• **REQUIRED WORK**: Records follow. Select each line holding "MAINTENANCE".

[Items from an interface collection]

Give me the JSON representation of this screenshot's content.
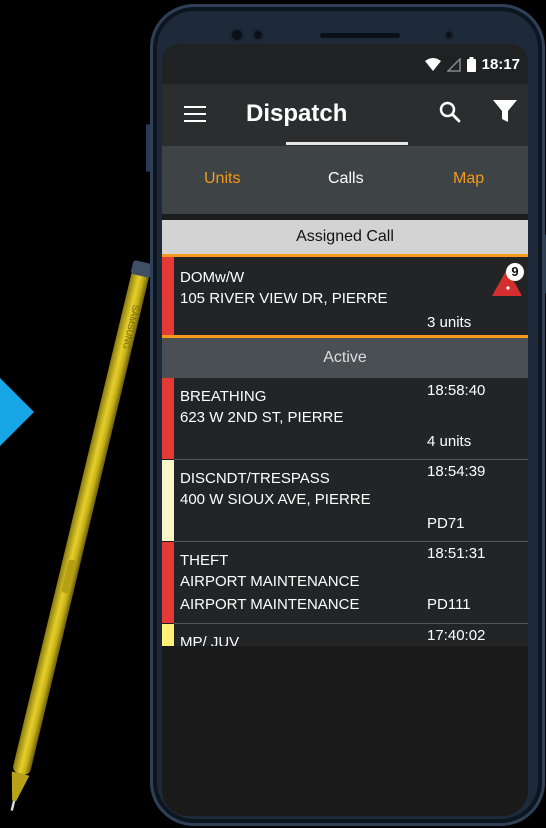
{
  "colors": {
    "accent": "#f59a1b",
    "priority_red": "#e53935",
    "priority_yellow": "#fff176",
    "priority_lightyellow": "#fbf6c8",
    "arrow_blue": "#17a6e6"
  },
  "status_bar": {
    "time": "18:17",
    "icons": [
      "wifi-icon",
      "signal-icon",
      "battery-icon"
    ]
  },
  "app_bar": {
    "title": "Dispatch",
    "icons": [
      "menu-icon",
      "search-icon",
      "filter-icon"
    ]
  },
  "tabs": [
    {
      "label": "Units",
      "state": "inactive"
    },
    {
      "label": "Calls",
      "state": "selected"
    },
    {
      "label": "Map",
      "state": "inactive"
    }
  ],
  "assigned": {
    "header": "Assigned Call",
    "call": {
      "type": "DOMw/W",
      "address": "105 RIVER VIEW DR, PIERRE",
      "units": "3 units",
      "badge_count": "9",
      "priority": "red"
    }
  },
  "active": {
    "header": "Active",
    "calls": [
      {
        "type": "BREATHING",
        "address": "623 W 2ND ST, PIERRE",
        "time": "18:58:40",
        "units": "4 units",
        "priority": "red"
      },
      {
        "type": "DISCNDT/TRESPASS",
        "address": "400 W SIOUX AVE, PIERRE",
        "time": "18:54:39",
        "units": "PD71",
        "priority": "lightyellow"
      },
      {
        "type": "THEFT",
        "address": "AIRPORT MAINTENANCE",
        "address2": "AIRPORT MAINTENANCE",
        "time": "18:51:31",
        "units": "PD111",
        "priority": "red"
      },
      {
        "type": "MP/ JUV",
        "time": "17:40:02",
        "priority": "yellow"
      }
    ]
  },
  "pen": {
    "brand": "SAMSUNG"
  }
}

• **TASK RESULT**:
        "address": "AIRPORT MAINTENANCE",
        "address2": "AIRPORT MAINTENANCE",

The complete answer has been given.